Goodbye, Kingston

This summer, on the night before the Wolfe Island Music Festival, I sat in the General Wolfe Hotel bar and watched a dozen hairy, sweaty, shirtless islanders dance their hearts out as the island’s most popular cover band played hard rock standards all night.

It was probably one of the most fun times I’ve had in Kingston.

As I approach the last couple of months before I’m supposed to graduate—and I prepare to leave not only Kingston, but also the country for a while, not knowing if or when I might be back—I’ve been thinking a lot about the time I’ve spent in this city and what it has meant to me.

I’m not really moved by the thought of leaving Queen’s, but when I consider that I may never live in Kingston again, I admit that it puts a bit of a lump in my throat.

Coming from North York, a neutered suburb of Toronto where sidewalks are largely unused and people still somewhat revere Mel Lastman, I immediately took to the strong sense of community that exists in Kingston, particularly among the small but fiercely supportive group of artists.

But it wasn’t until I spent a summer here that I really began to connect to the city in a more meaningful way.

Of course, Kingston isn’t without its flaws. There’s still an embarrassing obsession with the past, enough Not-In-My-Backyard-ism to make anyone under the age of 75 want to put their head through a wall, and a mayor who is clearly more comfortable discussing economic development than he is talking about people (anyone who was at this summer’s Pride parade can attest to this).

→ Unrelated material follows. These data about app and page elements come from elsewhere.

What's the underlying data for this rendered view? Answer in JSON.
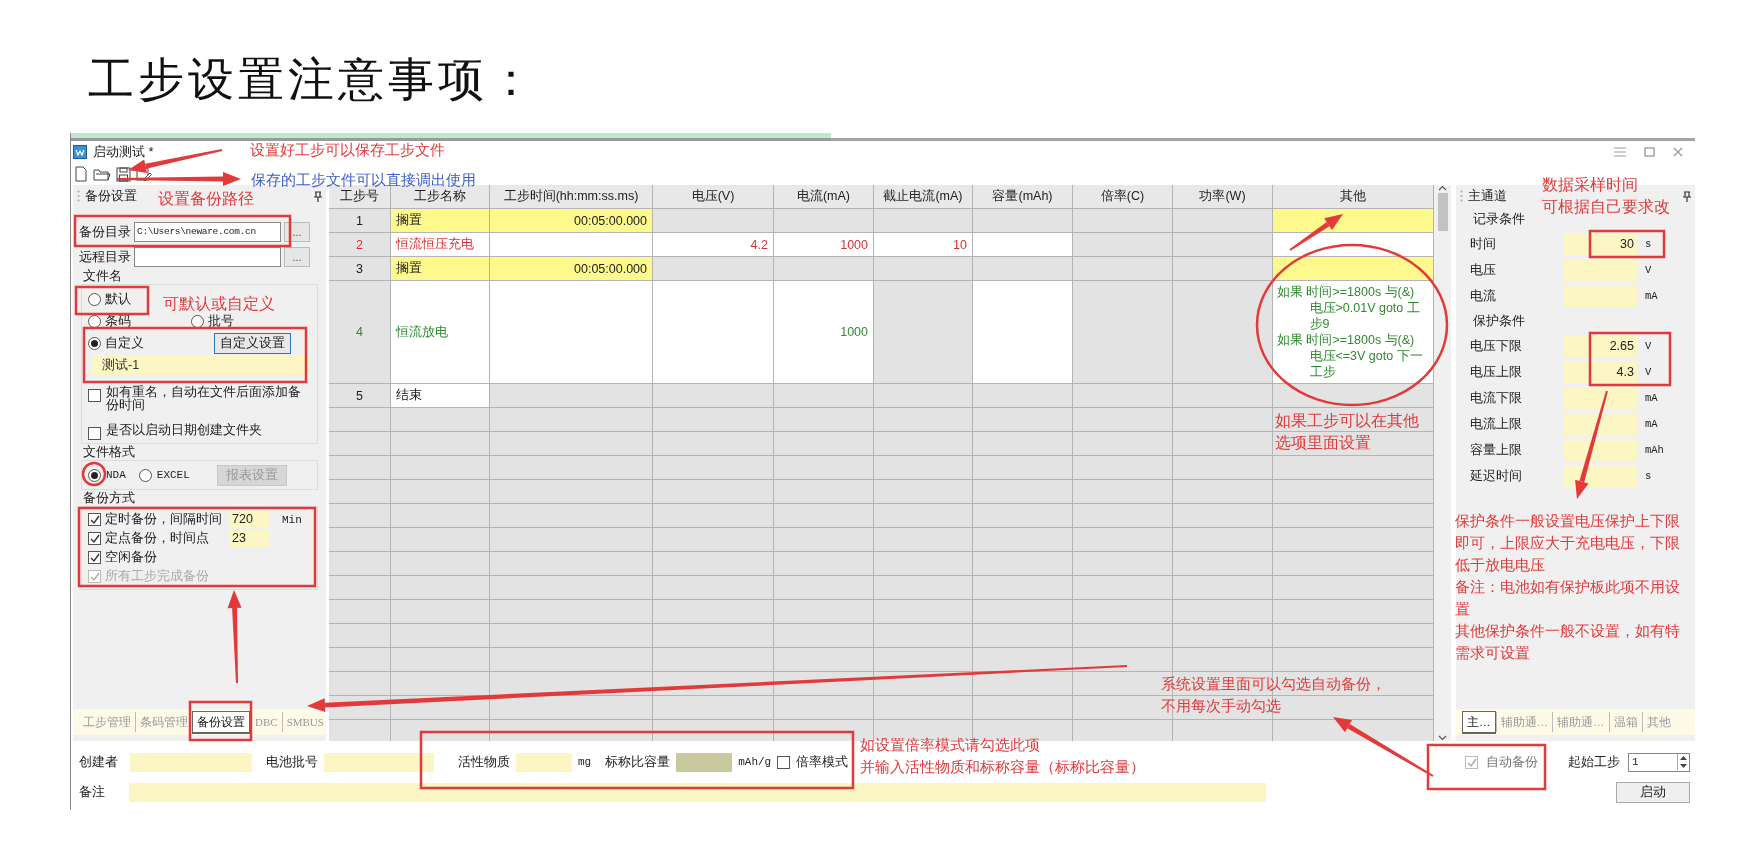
{
  "slide_title": "工步设置注意事项：",
  "window": {
    "title": "启动测试 *"
  },
  "backup_panel": {
    "title": "备份设置",
    "backup_dir": {
      "label": "备份目录",
      "value": "C:\\Users\\neware.com.cn",
      "browse": "..."
    },
    "remote_dir": {
      "label": "远程目录",
      "browse": "..."
    },
    "file_name": {
      "legend": "文件名",
      "options": [
        {
          "label": "默认",
          "selected": false
        },
        {
          "label": "条码",
          "selected": false
        },
        {
          "label": "批号",
          "selected": false
        },
        {
          "label": "自定义",
          "selected": true
        }
      ],
      "custom_button": "自定义设置",
      "custom_value": "测试-1",
      "checks": [
        {
          "label": "如有重名，自动在文件后面添加备份时间",
          "checked": false
        },
        {
          "label": "是否以启动日期创建文件夹",
          "checked": false
        }
      ]
    },
    "file_format": {
      "legend": "文件格式",
      "options": [
        {
          "label": "NDA",
          "selected": true
        },
        {
          "label": "EXCEL",
          "selected": false
        }
      ],
      "report_button": {
        "label": "报表设置",
        "disabled": true
      }
    },
    "backup_mode": {
      "legend": "备份方式",
      "items": [
        {
          "label": "定时备份，间隔时间",
          "checked": true,
          "disabled": false,
          "value": "720",
          "unit": "Min"
        },
        {
          "label": "定点备份，时间点",
          "checked": true,
          "disabled": false,
          "value": "23"
        },
        {
          "label": "空闲备份",
          "checked": true,
          "disabled": false
        },
        {
          "label": "所有工步完成备份",
          "checked": true,
          "disabled": true
        }
      ]
    },
    "tabs": [
      {
        "label": "工步管理",
        "selected": false
      },
      {
        "label": "条码管理",
        "selected": false
      },
      {
        "label": "备份设置",
        "selected": true
      },
      {
        "label": "DBC",
        "selected": false
      },
      {
        "label": "SMBUS",
        "selected": false
      }
    ]
  },
  "step_table": {
    "columns": [
      "工步号",
      "工步名称",
      "工步时间(hh:mm:ss.ms)",
      "电压(V)",
      "电流(mA)",
      "截止电流(mA)",
      "容量(mAh)",
      "倍率(C)",
      "功率(W)",
      "其他"
    ],
    "rows": [
      {
        "step": "1",
        "name": "搁置",
        "kind": "rest",
        "time": "00:05:00.000"
      },
      {
        "step": "2",
        "name": "恒流恒压充电",
        "kind": "charge",
        "voltage": "4.2",
        "current": "1000",
        "cutoff_current": "10"
      },
      {
        "step": "3",
        "name": "搁置",
        "kind": "rest",
        "time": "00:05:00.000"
      },
      {
        "step": "4",
        "name": "恒流放电",
        "kind": "discharge",
        "current": "1000",
        "other": [
          "如果 时间>=1800s 与(&) 电压>0.01V goto 工步9",
          "如果 时间>=1800s 与(&) 电压<=3V goto 下一工步"
        ]
      },
      {
        "step": "5",
        "name": "结束",
        "kind": "end"
      }
    ]
  },
  "channel_panel": {
    "title": "主通道",
    "sections": [
      {
        "label": "记录条件",
        "rows": [
          {
            "label": "时间",
            "value": "30",
            "unit": "s"
          },
          {
            "label": "电压",
            "unit": "V"
          },
          {
            "label": "电流",
            "unit": "mA"
          }
        ]
      },
      {
        "label": "保护条件",
        "rows": [
          {
            "label": "电压下限",
            "value": "2.65",
            "unit": "V"
          },
          {
            "label": "电压上限",
            "value": "4.3",
            "unit": "V"
          },
          {
            "label": "电流下限",
            "unit": "mA"
          },
          {
            "label": "电流上限",
            "unit": "mA"
          },
          {
            "label": "容量上限",
            "unit": "mAh"
          },
          {
            "label": "延迟时间",
            "unit": "s"
          }
        ]
      }
    ],
    "tabs": [
      {
        "label": "主…",
        "selected": true
      },
      {
        "label": "辅助通…",
        "selected": false
      },
      {
        "label": "辅助通…",
        "selected": false
      },
      {
        "label": "温箱",
        "selected": false
      },
      {
        "label": "其他",
        "selected": false
      }
    ]
  },
  "bottom": {
    "creator_label": "创建者",
    "batch_label": "电池批号",
    "active_material": {
      "label": "活性物质",
      "unit": "mg"
    },
    "nominal_capacity": {
      "label": "标称比容量",
      "unit": "mAh/g",
      "disabled": true
    },
    "rate_mode": {
      "label": "倍率模式",
      "checked": false
    },
    "note_label": "备注",
    "auto_backup": {
      "label": "自动备份",
      "checked": true,
      "disabled": true
    },
    "start_step": {
      "label": "起始工步",
      "value": "1"
    },
    "start_button": "启动"
  },
  "annotations": [
    {
      "lines": [
        "设置好工步可以保存工步文件"
      ],
      "color": "#e03a3a"
    },
    {
      "lines": [
        "保存的工步文件可以直接调出使用"
      ],
      "color": "#3d5fc4"
    },
    {
      "lines": [
        "设置备份路径"
      ],
      "color": "#e03a3a"
    },
    {
      "lines": [
        "可默认或自定义"
      ],
      "color": "#e03a3a"
    },
    {
      "lines": [
        "如果工步可以在其他",
        "选项里面设置"
      ],
      "color": "#e03a3a"
    },
    {
      "lines": [
        "数据采样时间",
        "可根据自己要求改"
      ],
      "color": "#e03a3a"
    },
    {
      "lines": [
        "保护条件一般设置电压保护上下限即可，上限应大于充电电压，下限低于放电电压",
        "备注：电池如有保护板此项不用设置",
        "其他保护条件一般不设置，如有特需求可设置"
      ],
      "color": "#e03a3a"
    },
    {
      "lines": [
        "系统设置里面可以勾选自动备份，",
        "不用每次手动勾选"
      ],
      "color": "#e03a3a"
    },
    {
      "lines": [
        "如设置倍率模式请勾选此项",
        "并输入活性物质和标称容量（标称比容量）"
      ],
      "color": "#e03a3a"
    }
  ]
}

Like a former high school quarterback who hopelessly and pathetically longs for the glory days of his youth (remember Uncle Rico in Napoleon Dynamite?) while serving up Big Gulps at the local 7-11, Kingston spends an inordinate amount of time, energy and money celebrating how wonderful everything was in the 1840s (see First Capital Day, celebrated in Kingston every June 15 to mark the time from 1841 to 1844 when Kingston was the first capital city of a United Canada. First Capital Day events are scheduled for an entire two weeks and songs are sung by elementary school children that include the pitiful lyrics, “We’re not the capital anymore, but we were!”).

Sure, Kingston is home to some of the most important and influential moments in the founding of our country, and the city’s history is one of its most charming and interesting facets; but the obsession sometimes clouds the great things that are happening in the city today, such as the vibrant film culture, multiple community-based music festivals (Skeleton Park’s music festival is continuing this year and Wolfe Island’s is now probably one of the top three or four music fests in the country), leading wind-energy technology, strong environmental activism, community gardens and organic food movements.

I’m not interested in telling you to burst the Queen’s bubble or do your part to improve town-gown relations and become an engaged citizen, blah, blah, blah. You can make your university experience whatever you want.

All I know is that I’ve had a great time here largely because I’ve connected with people beyond the borders of campus, and when I leave, I’m going to miss a lot of those people. So, in this, the final signed editorial of my career, I think I’d just like to say thanks to Kingston for having me.

When commenting, be considerate and respectful of writers and fellow commenters. Try to stay on topic. Spam and comments that are hateful or discriminatory will be deleted. Our full commenting policy can be read here.